New Jersey Secure Choice Savings Program Act

By March 2, 2021Resources

New Jersey Secure Choice Savings Program Act

If you are a business owner with 25 or more employees, you are now faced with an obligation that was previously a personal business decision; but you don’t have to settle for the “no-choice choice

YOU HAVE OPTIONS. Read on to learn more

An alternative to the mandatory, state-run program is to voluntarily implement a 401(k) plan. The question employers should consider: What is the difference?

Some Plan Feature Differences: The Act (state mandated option) vs. Company-Sponsored 401(k) Plan (elective choice)
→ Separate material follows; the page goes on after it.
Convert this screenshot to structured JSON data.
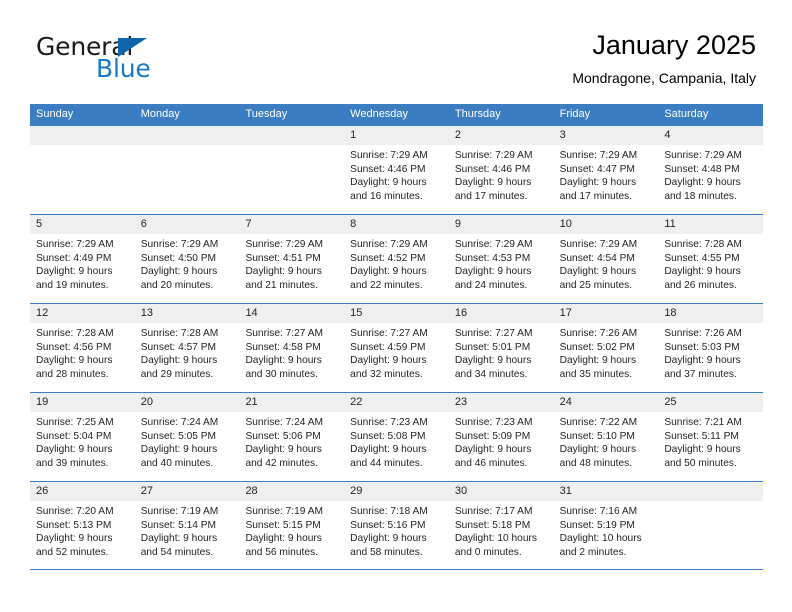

Let’s assume you are an affected company and currently do not offer a retirement plan. Employers must now consider whether they want to implement a 401(k) plan or be defaulted into NJ’s state-mandated program. A company-sponsored 401(k) plan provides for flexibility and customization not available through the state-mandated program. Below is a table highlighting six significant differences between the two:

Some Facts about the Act2:
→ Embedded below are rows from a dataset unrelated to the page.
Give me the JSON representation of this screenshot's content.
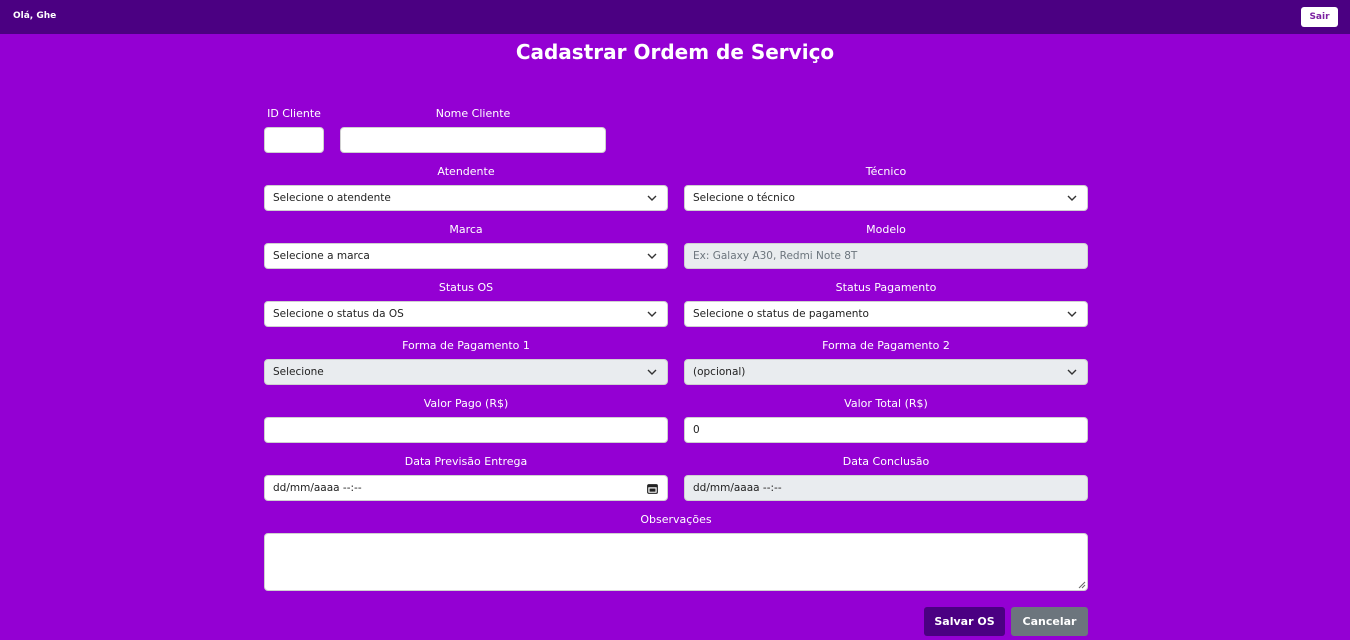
{
  "header": {
    "greeting": "Olá, Ghe",
    "logout_label": "Sair"
  },
  "page": {
    "title": "Cadastrar Ordem de Serviço"
  },
  "form": {
    "id_cliente": {
      "label": "ID Cliente",
      "value": ""
    },
    "nome_cliente": {
      "label": "Nome Cliente",
      "value": ""
    },
    "atendente": {
      "label": "Atendente",
      "selected": "Selecione o atendente"
    },
    "tecnico": {
      "label": "Técnico",
      "selected": "Selecione o técnico"
    },
    "marca": {
      "label": "Marca",
      "selected": "Selecione a marca"
    },
    "modelo": {
      "label": "Modelo",
      "placeholder": "Ex: Galaxy A30, Redmi Note 8T"
    },
    "status_os": {
      "label": "Status OS",
      "selected": "Selecione o status da OS"
    },
    "status_pagamento": {
      "label": "Status Pagamento",
      "selected": "Selecione o status de pagamento"
    },
    "forma_pagamento_1": {
      "label": "Forma de Pagamento 1",
      "selected": "Selecione"
    },
    "forma_pagamento_2": {
      "label": "Forma de Pagamento 2",
      "selected": "(opcional)"
    },
    "valor_pago": {
      "label": "Valor Pago (R$)",
      "value": ""
    },
    "valor_total": {
      "label": "Valor Total (R$)",
      "value": "0"
    },
    "data_previsao": {
      "label": "Data Previsão Entrega",
      "value": "dd/mm/aaaa --:--"
    },
    "data_conclusao": {
      "label": "Data Conclusão",
      "value": "dd/mm/aaaa --:--"
    },
    "observacoes": {
      "label": "Observações",
      "value": ""
    }
  },
  "actions": {
    "save_label": "Salvar OS",
    "cancel_label": "Cancelar"
  },
  "colors": {
    "background": "#9400d3",
    "header": "#4b0082",
    "save_button": "#4b0082",
    "cancel_button": "#6c757d",
    "disabled_field": "#e9ecef"
  },
  "icons": {
    "select": "chevron-down-icon",
    "date": "calendar-icon"
  }
}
  • Signed into law by Governor Phil Murphy in March of 2019.
  • Implementation is slated for March 28, 2021 (could be delayed up to one year).
  • A Board will be established to oversee the program.
  • The Act is an auto-IRA program, not a 401(k) Plan.
  • Employers will be required to:
    • Provide employees with information about the program within 30 days of employment.
    • Deposit employee salary withholdings on a timely basis.
    • Offer an open enrollment period annually.
    • Track whether an employee has opted-in or opted-out.
    • Submit employee census data to the NJ Secure Choice Savings Program annually.
  • Employees age 18 that have completed 3 months of service must be auto-enrolled at a mandatory 3% of pre-tax salary.
    • Employees can increase or decrease the amount deferred into the program OR opt out of participating.
  • Employers can incur penalties for non-compliance ranging from a written warning up to $5,000.
  • New Jersey business owners must offer a retirement plan if they have been in business for 2 or more years, have 25 or more employees and have not offered a qualified retirement plan in the past two years.

In Closing:

I am a fan of the Act, in spirit. Why? Because I am a proponent of all employees having access to a company-sponsored 401(k) plan that is of high-quality, low-cost and a fiduciary based / client first solution. However, I am not a fan of “forced-choice” and thus prefer the ability to customize a retirement plan program based on the specific needs and characteristics of the business owners and employees I serve.

If you are an employer with 25 or more employees and have yet to implement a 401(k) plan let’s discuss the many options available to you, before that choice is made for you.

Michael Abate, AIF®, CRPS®
Corporate Retirement Plan Specialist
mabate@eawmcb.com
Direct: 908.595.6436
Cell: 917.613.5827